By CRAIG STEPHEN at Marketwatch
HONG KONG (MarketWatch) — China’s latest plan to tackle its local-government-debt problem appears to be pretending there isn’t one. This might actually stave off a wave of unpleasant corporate busts and bankruptcies, but investors need to be alert for other signs of distress in China’s repressed financial system.
In recent weeks, plans floated to address local government debt — estimated to be some 22 trillion yuan ($3.54 trillion) — have included swapping loans for bonds and even potential quantitative easing by the central bank. But as these initiatives appeared to lose steam, it emerged Friday that Beijing had reverted to a more traditional plan: Tell banks to keep lending to insolvent state projects and roll over such loans.
The directive was jointly issued by the Ministry of Finance, the banking regulator and the central bank, saying that financial institutions should keep extending credit to local-government projects, even if borrowers are unable to make payments on existing loans.
The positive take is that this latest maneuver postpones a painful debt reckoning and will help protect the property market and broader economy from another leg down after more weak economic data for April.
Caution is understandable, as local-government debt presents numerous contagion risks. Société Générale describes it as the “critical domino” in the chain of China’s credit risk.
This is not just because of the size of the problem, but also due to the labyrinth of funding which straddles special-purpose-funding vehicles and the shadow-banking market. Further, local governments are inextricably linked to the property market, as they rely on land sales for their revenue. So if the implicit guarantee on state debt were to be removed at the local-government level, the potential for a messy unraveling looks high.
It’s also easy to see how this represents a larger systematic risk, as Fitch estimates banks’ total exposure to property could exceed 60% of credit if non-loan financing is also taken into account.
Yet any relief that funding taps will not be switched off will also be balanced by concerns over the dangers of building up an even larger debt burden.
Fitch warns that the more authorities permit loans by weak entities to be rolled over, the greater the build-up and cost of servicing that debt, and the greater the strain on banks and the overall economy. They calculate that the interest-cost burden of servicing debt has risen to 15% of gross domestic product.
Banks are being put in a tight spot. While being conscripted into national service by taking on toxic state loans, they are at the same time subject to new competitive pressures as China moves forward with interest-rate deregulation.

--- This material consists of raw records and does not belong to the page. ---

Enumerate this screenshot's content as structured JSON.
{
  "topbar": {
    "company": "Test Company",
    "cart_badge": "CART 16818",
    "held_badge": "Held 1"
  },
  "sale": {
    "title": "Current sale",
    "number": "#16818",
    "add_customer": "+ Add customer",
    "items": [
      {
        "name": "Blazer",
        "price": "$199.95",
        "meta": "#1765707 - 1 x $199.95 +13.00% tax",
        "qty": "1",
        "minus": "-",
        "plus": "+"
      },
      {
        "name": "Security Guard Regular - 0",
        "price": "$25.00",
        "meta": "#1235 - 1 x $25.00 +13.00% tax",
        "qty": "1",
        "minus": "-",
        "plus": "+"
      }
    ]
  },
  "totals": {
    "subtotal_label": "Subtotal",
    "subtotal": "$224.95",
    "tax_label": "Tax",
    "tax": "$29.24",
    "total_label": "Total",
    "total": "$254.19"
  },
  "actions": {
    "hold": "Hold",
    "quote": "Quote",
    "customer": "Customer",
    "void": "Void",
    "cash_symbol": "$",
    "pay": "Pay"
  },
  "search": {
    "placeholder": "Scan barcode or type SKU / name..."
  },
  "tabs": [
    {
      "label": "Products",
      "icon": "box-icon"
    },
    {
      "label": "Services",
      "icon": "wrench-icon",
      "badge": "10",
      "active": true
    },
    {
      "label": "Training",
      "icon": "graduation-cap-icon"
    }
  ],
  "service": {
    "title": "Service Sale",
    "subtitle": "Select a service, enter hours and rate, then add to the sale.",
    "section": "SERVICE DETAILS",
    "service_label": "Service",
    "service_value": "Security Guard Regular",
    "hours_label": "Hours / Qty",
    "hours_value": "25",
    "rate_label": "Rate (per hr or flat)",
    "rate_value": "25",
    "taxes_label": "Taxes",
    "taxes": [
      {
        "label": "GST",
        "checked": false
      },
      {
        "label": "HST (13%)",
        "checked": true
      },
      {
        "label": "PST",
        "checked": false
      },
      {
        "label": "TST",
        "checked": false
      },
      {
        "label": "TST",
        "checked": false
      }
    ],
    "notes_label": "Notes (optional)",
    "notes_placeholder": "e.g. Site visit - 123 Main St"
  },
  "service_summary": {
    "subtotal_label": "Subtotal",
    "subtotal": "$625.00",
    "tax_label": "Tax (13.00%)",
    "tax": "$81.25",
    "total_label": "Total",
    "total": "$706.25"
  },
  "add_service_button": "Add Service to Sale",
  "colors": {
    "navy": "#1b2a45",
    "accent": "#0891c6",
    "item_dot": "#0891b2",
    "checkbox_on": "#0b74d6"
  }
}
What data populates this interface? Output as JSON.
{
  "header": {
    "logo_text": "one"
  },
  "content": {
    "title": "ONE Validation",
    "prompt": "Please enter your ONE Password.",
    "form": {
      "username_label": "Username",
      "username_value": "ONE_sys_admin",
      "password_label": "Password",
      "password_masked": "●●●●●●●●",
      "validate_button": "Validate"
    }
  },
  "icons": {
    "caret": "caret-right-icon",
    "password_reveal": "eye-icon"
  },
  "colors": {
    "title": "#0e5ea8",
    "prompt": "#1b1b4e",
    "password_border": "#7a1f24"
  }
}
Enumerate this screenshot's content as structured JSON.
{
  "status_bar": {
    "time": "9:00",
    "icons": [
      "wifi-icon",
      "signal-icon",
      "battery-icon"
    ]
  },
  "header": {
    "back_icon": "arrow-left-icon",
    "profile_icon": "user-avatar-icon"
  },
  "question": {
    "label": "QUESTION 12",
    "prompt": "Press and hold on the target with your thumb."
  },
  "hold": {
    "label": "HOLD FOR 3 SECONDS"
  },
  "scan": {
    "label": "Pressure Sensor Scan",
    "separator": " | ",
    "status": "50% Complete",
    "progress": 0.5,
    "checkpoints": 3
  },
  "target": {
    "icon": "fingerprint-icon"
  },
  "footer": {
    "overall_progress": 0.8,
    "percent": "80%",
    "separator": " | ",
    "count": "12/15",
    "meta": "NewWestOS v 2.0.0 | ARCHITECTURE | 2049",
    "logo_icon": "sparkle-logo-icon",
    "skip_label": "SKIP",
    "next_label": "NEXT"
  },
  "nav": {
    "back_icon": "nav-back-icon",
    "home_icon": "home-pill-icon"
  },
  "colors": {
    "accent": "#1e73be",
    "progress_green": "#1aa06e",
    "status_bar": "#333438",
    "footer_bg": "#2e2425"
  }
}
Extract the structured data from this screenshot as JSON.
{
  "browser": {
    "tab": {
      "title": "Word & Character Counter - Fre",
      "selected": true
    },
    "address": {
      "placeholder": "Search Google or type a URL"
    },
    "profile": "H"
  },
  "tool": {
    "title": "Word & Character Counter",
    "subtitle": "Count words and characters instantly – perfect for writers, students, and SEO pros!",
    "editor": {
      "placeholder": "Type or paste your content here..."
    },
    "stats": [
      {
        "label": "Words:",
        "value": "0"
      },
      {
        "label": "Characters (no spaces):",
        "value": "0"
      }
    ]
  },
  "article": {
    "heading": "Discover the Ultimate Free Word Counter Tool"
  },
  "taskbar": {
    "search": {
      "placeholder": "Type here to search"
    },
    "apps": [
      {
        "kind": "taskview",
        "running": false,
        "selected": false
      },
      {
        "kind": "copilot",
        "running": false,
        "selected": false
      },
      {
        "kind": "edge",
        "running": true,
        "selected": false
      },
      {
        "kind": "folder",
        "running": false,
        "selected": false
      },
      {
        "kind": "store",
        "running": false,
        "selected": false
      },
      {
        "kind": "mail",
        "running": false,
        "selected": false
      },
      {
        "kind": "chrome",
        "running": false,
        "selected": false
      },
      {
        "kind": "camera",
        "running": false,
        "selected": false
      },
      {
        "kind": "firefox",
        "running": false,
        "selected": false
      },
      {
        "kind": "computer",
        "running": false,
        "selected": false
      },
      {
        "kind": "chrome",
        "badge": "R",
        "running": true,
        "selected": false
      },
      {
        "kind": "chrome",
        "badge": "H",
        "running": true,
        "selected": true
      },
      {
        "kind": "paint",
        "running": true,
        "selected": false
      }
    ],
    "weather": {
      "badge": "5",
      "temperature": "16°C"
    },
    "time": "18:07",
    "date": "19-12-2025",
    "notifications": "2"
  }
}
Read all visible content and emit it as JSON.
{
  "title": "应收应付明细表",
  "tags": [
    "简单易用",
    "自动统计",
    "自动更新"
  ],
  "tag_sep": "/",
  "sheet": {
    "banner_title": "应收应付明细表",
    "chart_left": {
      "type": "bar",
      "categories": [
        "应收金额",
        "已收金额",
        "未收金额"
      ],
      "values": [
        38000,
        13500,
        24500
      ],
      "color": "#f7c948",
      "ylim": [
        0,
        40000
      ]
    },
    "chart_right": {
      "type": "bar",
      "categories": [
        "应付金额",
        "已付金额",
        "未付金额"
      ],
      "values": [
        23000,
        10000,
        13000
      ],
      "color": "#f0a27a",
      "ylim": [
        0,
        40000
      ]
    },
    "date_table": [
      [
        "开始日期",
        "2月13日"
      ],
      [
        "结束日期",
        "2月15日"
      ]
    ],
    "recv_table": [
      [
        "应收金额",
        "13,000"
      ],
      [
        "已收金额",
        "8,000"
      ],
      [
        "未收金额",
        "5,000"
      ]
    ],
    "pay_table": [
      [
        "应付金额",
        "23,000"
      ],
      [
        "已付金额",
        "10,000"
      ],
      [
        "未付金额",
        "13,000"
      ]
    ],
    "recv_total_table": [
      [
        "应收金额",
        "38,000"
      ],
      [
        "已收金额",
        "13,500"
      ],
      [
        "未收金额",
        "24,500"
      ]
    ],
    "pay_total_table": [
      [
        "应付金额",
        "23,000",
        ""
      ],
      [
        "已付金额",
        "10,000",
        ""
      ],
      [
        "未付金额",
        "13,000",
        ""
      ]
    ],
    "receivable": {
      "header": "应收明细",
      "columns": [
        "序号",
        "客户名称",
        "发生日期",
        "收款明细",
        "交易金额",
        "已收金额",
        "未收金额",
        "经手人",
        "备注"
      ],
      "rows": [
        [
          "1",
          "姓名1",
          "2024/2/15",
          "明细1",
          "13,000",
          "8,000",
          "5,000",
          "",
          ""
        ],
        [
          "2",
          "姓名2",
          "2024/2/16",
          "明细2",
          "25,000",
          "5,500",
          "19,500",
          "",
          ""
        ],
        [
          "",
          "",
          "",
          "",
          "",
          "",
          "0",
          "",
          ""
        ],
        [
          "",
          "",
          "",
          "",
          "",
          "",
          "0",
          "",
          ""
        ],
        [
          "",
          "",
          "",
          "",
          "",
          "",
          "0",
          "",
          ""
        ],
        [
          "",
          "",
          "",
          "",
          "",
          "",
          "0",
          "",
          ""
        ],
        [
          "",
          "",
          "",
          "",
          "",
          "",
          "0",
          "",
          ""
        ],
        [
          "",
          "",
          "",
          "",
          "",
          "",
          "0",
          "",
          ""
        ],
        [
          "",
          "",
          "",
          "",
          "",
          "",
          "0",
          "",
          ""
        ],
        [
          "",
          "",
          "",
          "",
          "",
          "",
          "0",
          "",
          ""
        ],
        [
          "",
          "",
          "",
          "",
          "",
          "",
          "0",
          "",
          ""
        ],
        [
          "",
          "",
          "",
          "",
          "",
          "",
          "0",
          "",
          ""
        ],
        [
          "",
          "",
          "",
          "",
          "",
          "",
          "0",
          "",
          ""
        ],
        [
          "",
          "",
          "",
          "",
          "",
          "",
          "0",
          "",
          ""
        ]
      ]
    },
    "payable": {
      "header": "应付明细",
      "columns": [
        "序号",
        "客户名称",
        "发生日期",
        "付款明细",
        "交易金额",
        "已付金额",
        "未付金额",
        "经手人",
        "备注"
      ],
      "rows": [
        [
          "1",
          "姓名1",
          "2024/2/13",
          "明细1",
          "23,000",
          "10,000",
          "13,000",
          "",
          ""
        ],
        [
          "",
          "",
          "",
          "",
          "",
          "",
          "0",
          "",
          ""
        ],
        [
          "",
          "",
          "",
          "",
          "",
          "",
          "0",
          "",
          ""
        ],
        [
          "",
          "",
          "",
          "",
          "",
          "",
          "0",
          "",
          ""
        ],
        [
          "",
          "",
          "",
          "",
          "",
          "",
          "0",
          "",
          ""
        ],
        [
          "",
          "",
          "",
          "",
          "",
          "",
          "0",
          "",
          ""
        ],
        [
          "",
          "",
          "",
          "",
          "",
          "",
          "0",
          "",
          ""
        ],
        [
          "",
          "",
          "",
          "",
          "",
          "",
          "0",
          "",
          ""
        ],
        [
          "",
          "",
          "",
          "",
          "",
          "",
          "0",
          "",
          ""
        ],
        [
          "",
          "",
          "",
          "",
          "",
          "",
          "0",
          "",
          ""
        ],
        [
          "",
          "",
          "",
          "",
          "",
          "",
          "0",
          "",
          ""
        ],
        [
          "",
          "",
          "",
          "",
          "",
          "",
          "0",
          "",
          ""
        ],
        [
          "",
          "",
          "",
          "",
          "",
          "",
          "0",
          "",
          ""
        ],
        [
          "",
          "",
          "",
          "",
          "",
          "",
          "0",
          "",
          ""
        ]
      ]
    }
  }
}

This presents another vulnerability: Nomura has flagged deposit deregulation as potentially the first trigger point for a credit down-cycle, because as competition drives funding costs higher, banks will no longer be able to keep lending to low-margin customers.
You might ask what the problem is if banks carry a few extra bank loans, even if we don’t know about them. But if this happens, the concern is China may be setting itself up to repeat Japan’s “lost decade(s)” experience.
Nomura notes that after Japan’s bubble burst, no major financial institutions went under, and loans were often not marked to market. This ended up creating “zombie banks” which were not in any state to lend, and the wider economy suffered.
It remains to be seen whether there will be push-back from banks over this new directive. The latest batch of municipal-bond sales are slated for later Monday and will be closely watched. And there is also the possibility that Beijing will still come back with a more comprehensive plan for local-government debt.
Yet it seems inevitable that the implicit guarantee on state debt will have to be removed at some stage, leading to a shakeout. Already we have seen a trickle of offshore-bond defaults, although the consensus is that such defaults will be managed.
Ultimately Beijing needs to be extremely skilled as it tries to steer a path through its debt problem. If too much burden is placed on the banks, it risks handicapping their ability to lend to support a recovery needed to maintain social cohesion. Go to a further extreme, and depositor confidence could be damaged, leading to a run on the banks. At least China’s banks have introduced deposit insurance this year.
Meanwhile if authorities move forward with non-conventional measures such as quantitative easing to mop up debt, this is likely to increase money outflows and put pressure on the yuan USDCNY, -0.0177% to weaken.
For now there appears to be no painless options. The only thing that seem certain is that Beijing’s debt problem will not just “roll over” and go away.